Years ago, I spoke up on an issue in a women’s Bible study. I never expected much of a response; I never expected to be attacked by this circle of women, all of whom knew me. But that’s what happened.
There were probably other women who agreed with my position.
There were even more who were uncomfortable with how vicious the attack became.
I was almost in tears. I was speechless, and I was definitely hurt. But other than my mother, no one was willing to stick her neck out, defend me, and risk generating conflict. That’s not what nice southern church women do, or so we’ve been taught.
What if I spoke now and that happened? Could I survive that response?
Yet suppose I stayed silent. I would be allowing my daughters, not just myself, to be silenced, sending the message that their voices aren’t as valid or valuable as men’s. I don’t want them to be forced into the mold of good little Christian girls who don’t stir up controversy, allow others to speak for them, and aren’t willing to stand alone against a tide of evil.
If I wanted them to be that type of Christian, I had a responsibility to model it for them.
If I didn’t speak up now, when the only consequence might be indifference or criticism or social ostracization, what would I do when the stakes were higher? When something else—when my faith in Christ—was challenged?

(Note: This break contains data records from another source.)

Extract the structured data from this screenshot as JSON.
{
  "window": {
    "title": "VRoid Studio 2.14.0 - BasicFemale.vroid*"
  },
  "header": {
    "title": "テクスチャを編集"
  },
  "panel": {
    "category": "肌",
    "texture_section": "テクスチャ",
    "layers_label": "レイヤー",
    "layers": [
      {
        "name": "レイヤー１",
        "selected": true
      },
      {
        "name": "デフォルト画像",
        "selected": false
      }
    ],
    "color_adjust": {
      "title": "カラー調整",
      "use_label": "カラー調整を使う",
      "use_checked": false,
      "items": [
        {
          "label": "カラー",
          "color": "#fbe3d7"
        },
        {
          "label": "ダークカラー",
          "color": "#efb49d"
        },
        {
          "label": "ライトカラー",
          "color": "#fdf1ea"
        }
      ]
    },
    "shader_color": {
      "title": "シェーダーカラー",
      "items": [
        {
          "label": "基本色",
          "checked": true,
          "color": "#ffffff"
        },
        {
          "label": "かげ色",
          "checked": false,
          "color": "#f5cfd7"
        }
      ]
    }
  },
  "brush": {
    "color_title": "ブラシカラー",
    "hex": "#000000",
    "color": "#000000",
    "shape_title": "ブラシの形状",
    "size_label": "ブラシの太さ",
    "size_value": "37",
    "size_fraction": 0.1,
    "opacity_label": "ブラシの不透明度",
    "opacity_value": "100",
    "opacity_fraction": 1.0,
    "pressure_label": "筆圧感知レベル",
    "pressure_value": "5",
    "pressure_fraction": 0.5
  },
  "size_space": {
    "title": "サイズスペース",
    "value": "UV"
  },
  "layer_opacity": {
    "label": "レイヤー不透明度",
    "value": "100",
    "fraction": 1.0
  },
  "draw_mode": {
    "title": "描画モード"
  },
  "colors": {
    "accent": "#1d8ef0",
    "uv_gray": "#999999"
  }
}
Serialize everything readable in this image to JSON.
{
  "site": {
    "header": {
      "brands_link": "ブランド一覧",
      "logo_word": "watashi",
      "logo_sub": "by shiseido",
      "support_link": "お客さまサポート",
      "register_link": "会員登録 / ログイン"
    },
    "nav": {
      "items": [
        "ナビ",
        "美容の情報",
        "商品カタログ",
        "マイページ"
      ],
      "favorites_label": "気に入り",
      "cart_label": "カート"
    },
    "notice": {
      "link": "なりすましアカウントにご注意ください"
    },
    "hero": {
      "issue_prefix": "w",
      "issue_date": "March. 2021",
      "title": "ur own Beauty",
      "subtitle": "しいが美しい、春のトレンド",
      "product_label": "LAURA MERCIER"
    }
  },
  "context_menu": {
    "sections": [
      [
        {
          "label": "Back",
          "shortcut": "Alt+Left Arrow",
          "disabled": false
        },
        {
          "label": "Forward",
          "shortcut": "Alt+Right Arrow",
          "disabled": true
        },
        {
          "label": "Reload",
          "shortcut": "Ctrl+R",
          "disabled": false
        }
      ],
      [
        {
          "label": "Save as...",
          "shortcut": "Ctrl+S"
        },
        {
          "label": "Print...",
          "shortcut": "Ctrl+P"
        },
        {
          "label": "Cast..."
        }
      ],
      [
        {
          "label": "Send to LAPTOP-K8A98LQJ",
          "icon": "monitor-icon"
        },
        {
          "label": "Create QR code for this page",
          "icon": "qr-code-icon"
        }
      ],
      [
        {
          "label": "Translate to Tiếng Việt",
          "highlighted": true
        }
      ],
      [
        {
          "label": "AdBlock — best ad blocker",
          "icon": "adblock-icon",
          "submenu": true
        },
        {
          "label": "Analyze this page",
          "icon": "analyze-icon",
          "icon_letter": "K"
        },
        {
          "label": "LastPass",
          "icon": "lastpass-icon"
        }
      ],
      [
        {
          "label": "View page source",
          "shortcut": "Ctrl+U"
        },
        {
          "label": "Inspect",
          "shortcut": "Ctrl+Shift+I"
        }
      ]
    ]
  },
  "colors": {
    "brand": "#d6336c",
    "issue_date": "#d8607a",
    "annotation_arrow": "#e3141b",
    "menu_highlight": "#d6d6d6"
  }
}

Would I be afraid and deny the truth? Or would I be afraid and speak the truth, even if it cost me everything?
To be more precise, I completely sabotaged the Sunday school lesson on corporate worship.
The teacher, our associate pastor, asked us to list some of the “distinctive features” of our Presbyterian worship service. The usual ones were trotted out: responsive readings, corporate confession, no altar call. I raised my hand. “This isn’t just this church, but all the conservative churches I’ve been in. It’s male dominated.”
Total silence. This insertion of gender into a church discussion was shockingly unpresbyterian.
I persisted. “Think about it. The singing is led mostly by men. Men pray. Men lead the responsive readings. Men preach. Men serve communion. Men pass the offering. As a woman, I feel like there’s no place for my voice.”
Finally, there was movement. Several men spoke, though I can’t recall all the twists and turns of the conversation that followed. One man, a former pastor in this denomination, responded, “In many metro areas, there are PCA churches where women are filling those roles. Not the ordained offices, but the roles.”
“So why not here?” I countered.
“Good point,” he responded.
Some of the twists were predictable, some not. Predictable: reading Bible verses. Unpredictable: respectful tones, honest questions, and men taking my concerns seriously.
Ironically, only men spoke. The women stayed hush. Besides me, of course. The atmosphere was tense. Among the leaders, there seemed to be dueling desires: discuss my concern and satisfy the tacit concern among the complementarians that the church was remaining firmly Scriptural in its teachings, wasn’t rebelling against denominational regulations, and wasn’t on that slippery slope toward female ordination.
After class, several men came to talk to me: an elder, two deacons, and the former PCA pastor, all leaders in this church and all men I respect. All were in agreement that the Bible doesn’t allow women to be church officers.
But all affirmed, to varying degrees, that women can have roles in church leadership. One said that he’d like to see women leading responsive readings or reading Scripture in the service. As he rightly pointed out, we have women CEOs, doctors, and others who have leadership skills, and pointing them toward nursery duty or casserole baking doesn’t work.
At one point, a deacon said, “I’m glad you brought this up. That took a lot of courage.”
I’m glad you brought this up. That might be one of the best responses I could have asked for: affirmation that my voice, my voice as a woman, matters.
Laura Droege is a wife of a rocket scientist, a mama of two daughters, and a novelist with three manuscripts in search of a good publishing home. She holds a graduate degree in literature and taught English as a second language for four years. Now she stays home with her kids, writes fiction, and blogs at lauradroege.wordpress.com.]